- Problem statement -
The pictures do not go in the copy. Reproduce the rest of the entries exactly.

- Source material -

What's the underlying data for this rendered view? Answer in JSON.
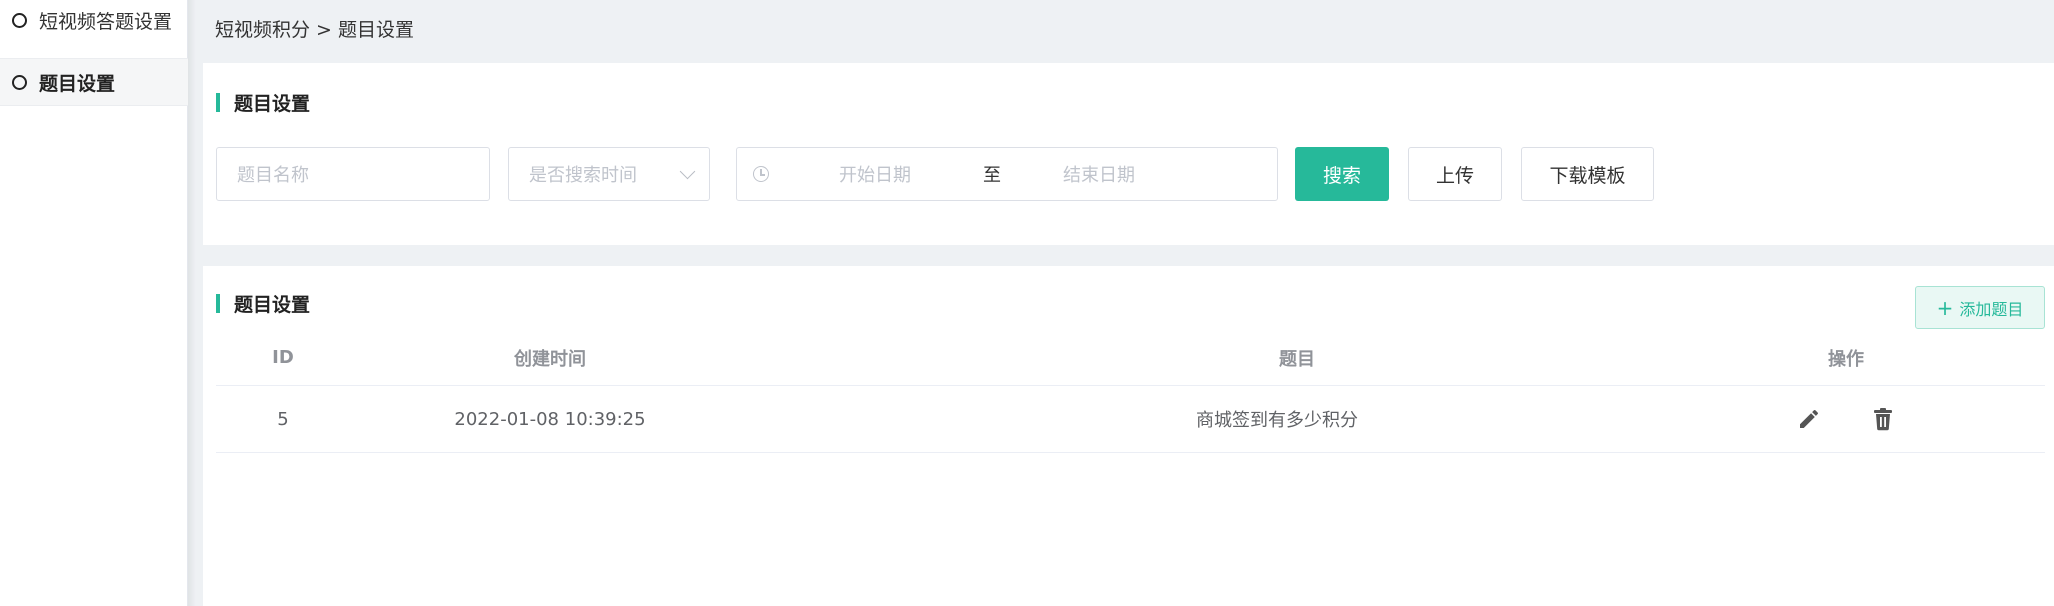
{
  "sidebar": {
    "items": [
      {
        "label": "短视频答题设置"
      },
      {
        "label": "题目设置"
      }
    ]
  },
  "breadcrumb": "短视频积分 > 题目设置",
  "filter_card": {
    "title": "题目设置",
    "name_placeholder": "题目名称",
    "select_placeholder": "是否搜索时间",
    "date_start_placeholder": "开始日期",
    "date_separator": "至",
    "date_end_placeholder": "结束日期",
    "search_label": "搜索",
    "upload_label": "上传",
    "download_label": "下载模板"
  },
  "table_card": {
    "title": "题目设置",
    "add_label": "添加题目",
    "columns": [
      "ID",
      "创建时间",
      "题目",
      "操作"
    ],
    "rows": [
      {
        "id": "5",
        "created": "2022-01-08 10:39:25",
        "question": "商城签到有多少积分"
      }
    ]
  },
  "colors": {
    "accent": "#26b99a",
    "background": "#eef1f4"
  },
  "icons": [
    "clock-icon",
    "chevron-down-icon",
    "plus-icon",
    "edit-icon",
    "delete-icon"
  ]
}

- Solution to this exercise -
What's the underlying data for this rendered view? Answer in JSON.
{
  "sidebar": {
    "items": [
      {
        "label": "短视频答题设置"
      },
      {
        "label": "题目设置"
      }
    ]
  },
  "breadcrumb": "短视频积分 > 题目设置",
  "filter_card": {
    "title": "题目设置",
    "name_placeholder": "题目名称",
    "select_placeholder": "是否搜索时间",
    "date_start_placeholder": "开始日期",
    "date_separator": "至",
    "date_end_placeholder": "结束日期",
    "search_label": "搜索",
    "upload_label": "上传",
    "download_label": "下载模板"
  },
  "table_card": {
    "title": "题目设置",
    "add_label": "添加题目",
    "columns": [
      "ID",
      "创建时间",
      "题目",
      "操作"
    ],
    "rows": [
      {
        "id": "5",
        "created": "2022-01-08 10:39:25",
        "question": "商城签到有多少积分"
      }
    ]
  },
  "colors": {
    "accent": "#26b99a",
    "background": "#eef1f4"
  },
  "icons": [
    "clock-icon",
    "chevron-down-icon",
    "plus-icon",
    "edit-icon",
    "delete-icon"
  ]
}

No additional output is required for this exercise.